- [Exercise description]: Go through the data below and return each line where the string "this" occurs.

- [Data]:
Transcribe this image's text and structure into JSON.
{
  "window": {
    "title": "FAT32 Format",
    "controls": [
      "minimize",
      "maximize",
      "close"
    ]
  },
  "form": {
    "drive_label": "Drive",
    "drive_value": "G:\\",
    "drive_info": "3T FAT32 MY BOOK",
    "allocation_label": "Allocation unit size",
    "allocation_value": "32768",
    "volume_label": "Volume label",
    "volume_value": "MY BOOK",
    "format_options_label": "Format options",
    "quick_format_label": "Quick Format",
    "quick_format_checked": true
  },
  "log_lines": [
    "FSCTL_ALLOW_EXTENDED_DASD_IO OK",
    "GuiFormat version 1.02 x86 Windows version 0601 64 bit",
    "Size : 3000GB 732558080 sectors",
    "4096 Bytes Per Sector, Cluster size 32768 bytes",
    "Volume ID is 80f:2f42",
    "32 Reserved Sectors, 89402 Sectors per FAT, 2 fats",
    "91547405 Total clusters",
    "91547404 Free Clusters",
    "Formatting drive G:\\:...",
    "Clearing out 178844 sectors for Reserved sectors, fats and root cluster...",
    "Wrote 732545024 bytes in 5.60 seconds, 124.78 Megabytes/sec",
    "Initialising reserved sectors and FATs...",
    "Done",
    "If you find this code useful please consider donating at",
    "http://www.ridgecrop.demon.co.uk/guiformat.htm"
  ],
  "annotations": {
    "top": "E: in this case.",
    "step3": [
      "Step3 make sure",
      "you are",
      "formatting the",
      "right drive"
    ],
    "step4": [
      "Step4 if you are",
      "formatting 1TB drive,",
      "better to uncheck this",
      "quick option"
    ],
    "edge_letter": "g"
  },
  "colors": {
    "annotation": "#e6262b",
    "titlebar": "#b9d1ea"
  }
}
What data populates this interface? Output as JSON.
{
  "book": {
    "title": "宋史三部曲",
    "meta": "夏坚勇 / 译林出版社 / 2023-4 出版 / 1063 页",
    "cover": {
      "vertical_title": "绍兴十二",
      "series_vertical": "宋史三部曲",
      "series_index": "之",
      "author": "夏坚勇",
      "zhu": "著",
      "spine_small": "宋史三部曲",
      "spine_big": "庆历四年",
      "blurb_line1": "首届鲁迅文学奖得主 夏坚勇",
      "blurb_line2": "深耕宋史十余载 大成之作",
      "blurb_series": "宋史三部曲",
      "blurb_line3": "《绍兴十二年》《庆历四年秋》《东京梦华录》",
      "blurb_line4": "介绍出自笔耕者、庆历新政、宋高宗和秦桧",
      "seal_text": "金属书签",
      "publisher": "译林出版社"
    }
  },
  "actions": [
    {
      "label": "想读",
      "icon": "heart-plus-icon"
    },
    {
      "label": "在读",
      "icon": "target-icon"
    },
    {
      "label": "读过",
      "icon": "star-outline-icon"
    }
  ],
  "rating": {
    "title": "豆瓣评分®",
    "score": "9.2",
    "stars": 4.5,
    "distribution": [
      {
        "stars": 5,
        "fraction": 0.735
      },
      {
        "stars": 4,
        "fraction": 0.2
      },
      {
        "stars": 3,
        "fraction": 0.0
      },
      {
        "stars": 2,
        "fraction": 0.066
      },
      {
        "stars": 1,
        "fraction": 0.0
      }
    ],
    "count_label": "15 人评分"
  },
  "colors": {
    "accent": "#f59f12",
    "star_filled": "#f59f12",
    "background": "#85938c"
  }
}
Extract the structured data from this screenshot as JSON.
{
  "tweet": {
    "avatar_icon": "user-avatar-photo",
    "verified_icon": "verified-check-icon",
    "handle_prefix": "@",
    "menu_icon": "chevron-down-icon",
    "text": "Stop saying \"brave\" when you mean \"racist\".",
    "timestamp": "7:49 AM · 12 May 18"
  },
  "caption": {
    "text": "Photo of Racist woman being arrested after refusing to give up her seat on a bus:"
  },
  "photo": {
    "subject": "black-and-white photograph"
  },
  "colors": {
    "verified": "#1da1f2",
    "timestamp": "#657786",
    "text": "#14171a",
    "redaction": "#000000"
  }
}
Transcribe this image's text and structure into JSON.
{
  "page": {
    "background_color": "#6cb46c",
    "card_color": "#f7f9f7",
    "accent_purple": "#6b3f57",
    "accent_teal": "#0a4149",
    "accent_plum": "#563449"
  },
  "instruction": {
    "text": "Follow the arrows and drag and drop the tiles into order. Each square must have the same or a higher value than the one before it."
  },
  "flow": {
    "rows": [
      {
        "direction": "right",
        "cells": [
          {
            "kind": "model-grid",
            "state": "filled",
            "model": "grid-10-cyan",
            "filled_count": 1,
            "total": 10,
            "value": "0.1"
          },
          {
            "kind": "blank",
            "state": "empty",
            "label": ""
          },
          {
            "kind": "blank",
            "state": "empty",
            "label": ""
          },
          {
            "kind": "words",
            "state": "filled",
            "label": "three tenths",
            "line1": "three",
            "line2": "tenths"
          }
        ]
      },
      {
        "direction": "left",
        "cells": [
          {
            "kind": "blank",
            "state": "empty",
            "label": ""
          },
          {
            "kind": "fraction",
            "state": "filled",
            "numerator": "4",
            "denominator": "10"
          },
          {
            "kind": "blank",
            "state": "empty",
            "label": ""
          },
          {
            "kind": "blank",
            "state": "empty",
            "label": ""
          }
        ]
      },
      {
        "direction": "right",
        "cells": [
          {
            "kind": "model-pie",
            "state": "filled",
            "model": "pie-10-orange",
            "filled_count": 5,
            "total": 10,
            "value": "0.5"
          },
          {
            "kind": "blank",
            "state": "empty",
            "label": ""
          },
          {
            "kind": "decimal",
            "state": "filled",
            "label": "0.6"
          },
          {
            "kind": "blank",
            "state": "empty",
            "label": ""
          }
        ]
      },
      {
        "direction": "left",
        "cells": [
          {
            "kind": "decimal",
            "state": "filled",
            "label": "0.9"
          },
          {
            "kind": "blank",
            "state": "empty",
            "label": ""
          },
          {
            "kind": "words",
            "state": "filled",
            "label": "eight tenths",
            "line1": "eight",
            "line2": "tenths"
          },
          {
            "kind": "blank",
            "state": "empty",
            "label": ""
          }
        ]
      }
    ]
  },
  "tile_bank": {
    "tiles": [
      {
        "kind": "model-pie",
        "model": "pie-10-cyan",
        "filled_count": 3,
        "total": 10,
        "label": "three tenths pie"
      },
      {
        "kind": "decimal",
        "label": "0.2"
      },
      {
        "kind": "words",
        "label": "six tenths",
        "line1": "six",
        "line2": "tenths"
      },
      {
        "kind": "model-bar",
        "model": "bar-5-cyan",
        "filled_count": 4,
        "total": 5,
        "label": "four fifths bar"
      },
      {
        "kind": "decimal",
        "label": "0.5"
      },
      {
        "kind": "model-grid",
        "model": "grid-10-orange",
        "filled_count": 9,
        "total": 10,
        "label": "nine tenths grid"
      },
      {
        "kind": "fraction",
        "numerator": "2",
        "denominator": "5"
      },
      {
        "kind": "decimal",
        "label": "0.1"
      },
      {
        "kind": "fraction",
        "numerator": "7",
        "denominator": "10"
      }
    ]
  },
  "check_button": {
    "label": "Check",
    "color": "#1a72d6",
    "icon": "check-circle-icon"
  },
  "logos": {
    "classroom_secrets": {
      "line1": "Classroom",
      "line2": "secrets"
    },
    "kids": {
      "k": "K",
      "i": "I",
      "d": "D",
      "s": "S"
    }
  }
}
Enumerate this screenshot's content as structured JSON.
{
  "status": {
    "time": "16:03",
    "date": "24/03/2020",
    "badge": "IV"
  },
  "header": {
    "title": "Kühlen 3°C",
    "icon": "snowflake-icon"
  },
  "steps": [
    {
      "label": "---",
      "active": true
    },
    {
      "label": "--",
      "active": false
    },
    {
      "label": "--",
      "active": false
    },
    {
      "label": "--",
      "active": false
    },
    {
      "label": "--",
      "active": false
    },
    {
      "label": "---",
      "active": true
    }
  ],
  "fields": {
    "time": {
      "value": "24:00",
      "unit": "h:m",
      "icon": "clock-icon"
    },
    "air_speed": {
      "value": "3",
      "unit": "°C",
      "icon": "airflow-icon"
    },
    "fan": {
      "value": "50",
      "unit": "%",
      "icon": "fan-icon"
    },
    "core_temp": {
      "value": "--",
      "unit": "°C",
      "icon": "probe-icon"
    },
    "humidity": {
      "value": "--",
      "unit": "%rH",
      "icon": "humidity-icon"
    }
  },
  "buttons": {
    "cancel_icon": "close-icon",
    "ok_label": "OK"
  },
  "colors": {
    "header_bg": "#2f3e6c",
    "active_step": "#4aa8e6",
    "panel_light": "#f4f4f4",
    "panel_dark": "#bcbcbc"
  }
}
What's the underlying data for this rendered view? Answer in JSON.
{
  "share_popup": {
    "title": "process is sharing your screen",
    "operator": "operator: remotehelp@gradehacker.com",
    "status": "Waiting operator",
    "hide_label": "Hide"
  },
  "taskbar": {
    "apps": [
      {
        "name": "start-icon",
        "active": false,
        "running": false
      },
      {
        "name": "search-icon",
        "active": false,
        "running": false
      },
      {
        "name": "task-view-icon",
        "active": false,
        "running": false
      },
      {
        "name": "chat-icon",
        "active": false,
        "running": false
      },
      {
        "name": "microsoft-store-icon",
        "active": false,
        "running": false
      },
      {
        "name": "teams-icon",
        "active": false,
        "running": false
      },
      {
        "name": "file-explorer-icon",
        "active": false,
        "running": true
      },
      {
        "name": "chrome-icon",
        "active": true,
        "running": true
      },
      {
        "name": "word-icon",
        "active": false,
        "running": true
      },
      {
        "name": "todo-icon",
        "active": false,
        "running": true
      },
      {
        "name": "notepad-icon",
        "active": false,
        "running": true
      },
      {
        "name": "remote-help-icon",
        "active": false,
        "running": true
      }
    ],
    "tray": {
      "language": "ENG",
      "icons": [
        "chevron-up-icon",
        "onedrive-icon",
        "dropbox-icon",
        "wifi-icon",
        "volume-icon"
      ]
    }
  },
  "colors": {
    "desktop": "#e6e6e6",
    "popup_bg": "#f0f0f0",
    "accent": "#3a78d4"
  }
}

- [Response]:
Transcribe this image's text and structure into JSON.
    "If you find this code useful please consider donating at",
    "top": "E: in this case.",
      "better to uncheck this",
What data populates this interface? Output as JSON.
Extract the structured data from this screenshot as JSON.
Transcribe this image's text and structure into JSON.
Enumerate this screenshot's content as structured JSON.
What's the underlying data for this rendered view? Answer in JSON.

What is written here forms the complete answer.